During the Warsaw Uprising (August 1–October 1, 1944)—which he criticized before it was started—Pużak was in Warsaw. After the capitulation of the capital, he left the city together with the civil population and continued his underground activities.

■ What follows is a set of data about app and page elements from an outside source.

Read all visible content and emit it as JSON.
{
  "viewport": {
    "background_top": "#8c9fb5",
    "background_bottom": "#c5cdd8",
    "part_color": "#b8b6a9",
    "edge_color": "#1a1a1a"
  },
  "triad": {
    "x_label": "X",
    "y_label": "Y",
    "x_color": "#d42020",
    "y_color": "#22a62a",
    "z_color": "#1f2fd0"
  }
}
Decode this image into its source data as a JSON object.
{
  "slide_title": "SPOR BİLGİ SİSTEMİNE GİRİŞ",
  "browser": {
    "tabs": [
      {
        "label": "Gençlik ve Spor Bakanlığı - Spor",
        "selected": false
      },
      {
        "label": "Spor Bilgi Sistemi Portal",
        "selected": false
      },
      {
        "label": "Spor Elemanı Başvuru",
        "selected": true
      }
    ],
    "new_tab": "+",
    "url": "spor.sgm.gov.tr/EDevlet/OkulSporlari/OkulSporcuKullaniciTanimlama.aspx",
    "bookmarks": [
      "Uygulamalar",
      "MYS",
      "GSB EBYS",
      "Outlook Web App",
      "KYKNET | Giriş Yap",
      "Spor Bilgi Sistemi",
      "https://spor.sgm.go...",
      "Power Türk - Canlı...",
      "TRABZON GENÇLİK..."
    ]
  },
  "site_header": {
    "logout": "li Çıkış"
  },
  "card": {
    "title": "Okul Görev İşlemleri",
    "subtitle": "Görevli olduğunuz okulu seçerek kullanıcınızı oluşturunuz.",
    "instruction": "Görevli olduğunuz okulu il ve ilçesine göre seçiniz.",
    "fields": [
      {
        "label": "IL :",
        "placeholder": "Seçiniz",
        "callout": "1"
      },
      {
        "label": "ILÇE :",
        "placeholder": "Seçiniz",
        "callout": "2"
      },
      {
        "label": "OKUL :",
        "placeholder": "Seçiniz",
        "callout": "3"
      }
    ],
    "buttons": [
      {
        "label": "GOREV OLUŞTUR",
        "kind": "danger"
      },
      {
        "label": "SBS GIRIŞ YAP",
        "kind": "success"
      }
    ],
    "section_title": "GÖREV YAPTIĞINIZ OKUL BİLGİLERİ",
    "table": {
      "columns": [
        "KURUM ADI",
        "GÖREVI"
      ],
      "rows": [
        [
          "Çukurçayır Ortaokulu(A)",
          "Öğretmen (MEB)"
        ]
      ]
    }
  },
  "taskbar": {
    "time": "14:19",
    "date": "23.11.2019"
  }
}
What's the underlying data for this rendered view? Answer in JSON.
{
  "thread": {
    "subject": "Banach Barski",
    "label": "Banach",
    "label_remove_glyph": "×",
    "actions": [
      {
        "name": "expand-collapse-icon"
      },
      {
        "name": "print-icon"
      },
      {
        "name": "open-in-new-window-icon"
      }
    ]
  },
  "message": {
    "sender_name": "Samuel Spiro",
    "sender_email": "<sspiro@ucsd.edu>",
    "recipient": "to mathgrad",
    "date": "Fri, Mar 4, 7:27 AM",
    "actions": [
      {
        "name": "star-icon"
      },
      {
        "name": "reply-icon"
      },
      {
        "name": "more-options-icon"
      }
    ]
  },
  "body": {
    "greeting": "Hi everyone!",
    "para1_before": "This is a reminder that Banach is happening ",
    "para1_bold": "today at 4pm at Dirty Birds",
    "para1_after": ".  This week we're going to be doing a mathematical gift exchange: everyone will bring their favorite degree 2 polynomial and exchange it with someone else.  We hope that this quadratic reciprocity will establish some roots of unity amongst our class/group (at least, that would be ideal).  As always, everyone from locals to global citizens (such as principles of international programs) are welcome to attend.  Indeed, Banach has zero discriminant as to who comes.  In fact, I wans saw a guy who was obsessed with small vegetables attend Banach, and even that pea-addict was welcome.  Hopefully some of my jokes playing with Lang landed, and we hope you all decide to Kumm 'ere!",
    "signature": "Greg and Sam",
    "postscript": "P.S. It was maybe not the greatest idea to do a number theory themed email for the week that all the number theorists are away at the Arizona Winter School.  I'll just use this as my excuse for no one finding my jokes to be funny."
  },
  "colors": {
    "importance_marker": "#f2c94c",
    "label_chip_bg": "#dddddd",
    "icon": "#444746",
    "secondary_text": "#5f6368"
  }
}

After the Soviet forces drove the Germans from Polish territories, NKVD general Ivan Serov invited Polish underground leaders for negotiations to discuss the aftermath of the Yalta Agreement. Pużak suspected deceit but nonetheless decided to attend to show the willingness of the resistance to work within the Yalta framework. He was promptly arrested by the Soviets, together with fifteen other Polish leaders. In the Trial of the Sixteen, which took place in Moscow in 1945, he was sentenced to 18 months in prison. Released in November 1945 after an amnesty, he refused to emigrate and instead elected to stay in Poland and continue his activity in the anti-communist opposition. During that time, he wrote his memoirs (Wspomnienia 1939-1945, published in Paris in 1977). Pużak was again arrested by the Urząd Bezpieczeństwa in 1947 and 1948. After another show trial against leaders of the PPS-WRN, he was sentenced to 10 years in prison, which was later reduced to 5 years imprisonment. Pużak died in prison in Rawicz on April 30, 1950, and was secretly buried in Powązki Cemetery.

During World War II, he was awarded with Virtuti Militari (V class)[2] and posthumously with the Armia Krajowa Cross by the Polish government in exile. In post-communist Poland in 1996, he was posthumously decorated with the Order of the White Eagle.

Notes[edit]

References[edit]